Are they available all over the country?
Currently, T-levels are only on offer at selected colleges across the UK which you can view here.
However, they should be made more widely available as extra courses are launched.
What is a T-level qualification like and how is it different to an apprenticeship?
On a T-level, you will spend about 315 hours (45 days) in the workplace, or just under a fifth of the academic year. You could undertake your placement in a block or on day release, or a mixture of the two. Although you will normally be placed with one employer, your placement could be shared across more than one employers.
Apprenticeship courses are based on standards which you can view here.
T-levels will be based on the same standards. However, apprentices spend about 80% of their time in the workplace, compared with less than a fifth for a T-level student. A T-level will give you experience in a particular occupation, where you will develop the practical and technical skills relevant to that role.

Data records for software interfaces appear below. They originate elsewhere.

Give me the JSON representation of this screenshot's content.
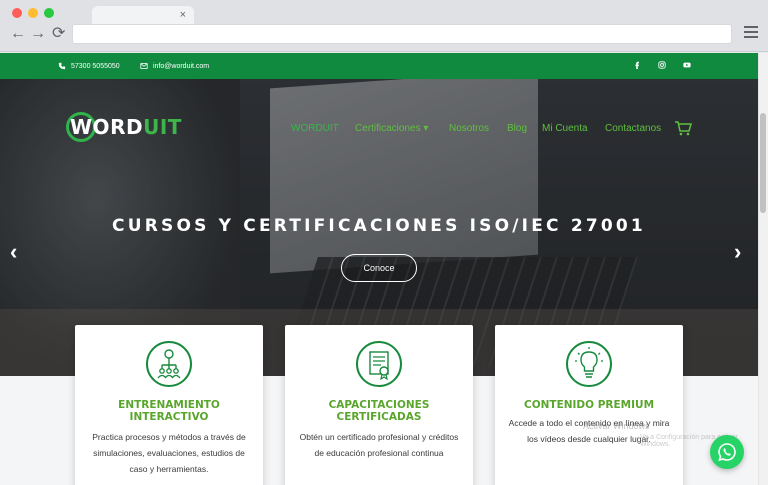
{
  "browser": {
    "tab_close": "×",
    "back_icon": "←",
    "forward_icon": "→",
    "reload_icon": "⟳",
    "address_text": ""
  },
  "topbar": {
    "phone": "57300 5055050",
    "email": "info@worduit.com",
    "social": [
      "facebook-icon",
      "instagram-icon",
      "youtube-icon"
    ],
    "bg_color": "#0f8a3f"
  },
  "logo": {
    "word": "WORD",
    "accent": "UIT"
  },
  "nav": {
    "items": [
      "WORDUIT",
      "Certificaciones ▾",
      "Nosotros",
      "Blog",
      "Mi Cuenta",
      "Contactanos"
    ],
    "accent_color": "#5fbf3f"
  },
  "hero": {
    "headline": "CURSOS Y CERTIFICACIONES ISO/IEC 27001",
    "cta": "Conoce",
    "prev_arrow": "‹",
    "next_arrow": "›"
  },
  "cards": [
    {
      "icon": "training-group-icon",
      "title": "ENTRENAMIENTO INTERACTIVO",
      "desc": "Practica procesos y métodos a través de simulaciones, evaluaciones, estudios de caso y herramientas."
    },
    {
      "icon": "certificate-icon",
      "title": "CAPACITACIONES CERTIFICADAS",
      "desc": "Obtén un certificado profesional y créditos de educación profesional continua"
    },
    {
      "icon": "lightbulb-icon",
      "title": "CONTENIDO PREMIUM",
      "desc": "Accede a todo el contenido en línea y mira los vídeos desde cualquier lugar."
    }
  ],
  "watermark": {
    "line1": "Activar Windows",
    "line2": "Ve a Configuración para activar Windows."
  },
  "whatsapp": {
    "icon": "whatsapp-icon"
  }
}
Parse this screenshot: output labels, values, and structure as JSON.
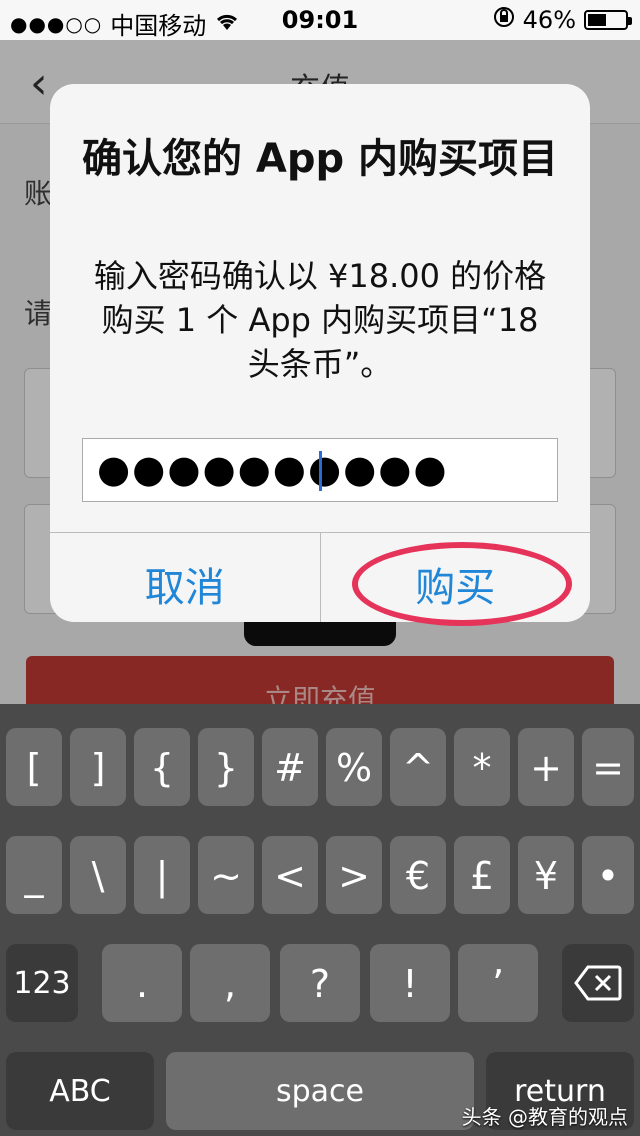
{
  "status_bar": {
    "signal": "●●●○○",
    "carrier": "中国移动",
    "time": "09:01",
    "battery_text": "46%",
    "battery_level": 0.46
  },
  "background_app": {
    "back_icon": "chevron-left-icon",
    "title": "充值",
    "label_account": "账",
    "label_amount": "请",
    "submit_label": "立即充值"
  },
  "dialog": {
    "title": "确认您的 App 内购买项目",
    "message": "输入密码确认以 ¥18.00 的价格购买 1 个 App 内购买项目“18头条币”。",
    "password_masked": "●●●●●●●●●●",
    "cancel_label": "取消",
    "buy_label": "购买",
    "accent_color": "#1f86d8",
    "highlight_color": "#e5335a"
  },
  "keyboard": {
    "row1": [
      "[",
      "]",
      "{",
      "}",
      "#",
      "%",
      "^",
      "*",
      "+",
      "="
    ],
    "row2": [
      "_",
      "\\",
      "|",
      "~",
      "<",
      ">",
      "€",
      "£",
      "¥",
      "•"
    ],
    "row3_left": "123",
    "row3": [
      ".",
      ",",
      "?",
      "!",
      "’"
    ],
    "delete_icon": "backspace-icon",
    "abc_label": "ABC",
    "space_label": "space",
    "return_label": "return"
  },
  "watermark": "头条 @教育的观点"
}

However, unlike apprenticeships, T-levels are more focused on an industry area rather than a specific job.
Your course will cover:
- Core theory, concepts and skills of the industry.
- Specialist skills and knowledge related to a particular job.
Why should I study for a T-level qualification?
Apprenticeships are broadly aimed at students who know what specific career path they would like to pursue.
T-levels, on the other hand, are more broadly focused on the industry as opposed to the job. This means they will prepare you for work within a particular field of work. They are also a stepping stone to further or higher education or, alternatively, greater specialisation with a higher or degree apprenticeship.
Will they help me get into uni?
Yes, you will gain UCAS points with a T-level, so they will help you qualify for a university place.
On a T-level, you will get:
- An overall grade for the qualification (pass, merit, distinction, distinction*).
- A grade from A* to E for the core component.
- A separate grade for each job specialism (pass, merit, distinction).
This table shows the UCAS points available from different T-level grades and how they compare to A-levels:
Although they provide UCAS points, some universities may continue to require A-levels as entry requirement. You should check whether T-levels are accepted before you apply to university. If you know you would like to go to university, you should research this now before selecting T-levels as a post-16 option.
If you know you’d like to learn “on the job” instead of within an academic setting, check out our article on apprenticeships.
Images: Offical T-level logo via Gov.uk, science class by Anna Batchelor via Tallis School Flickr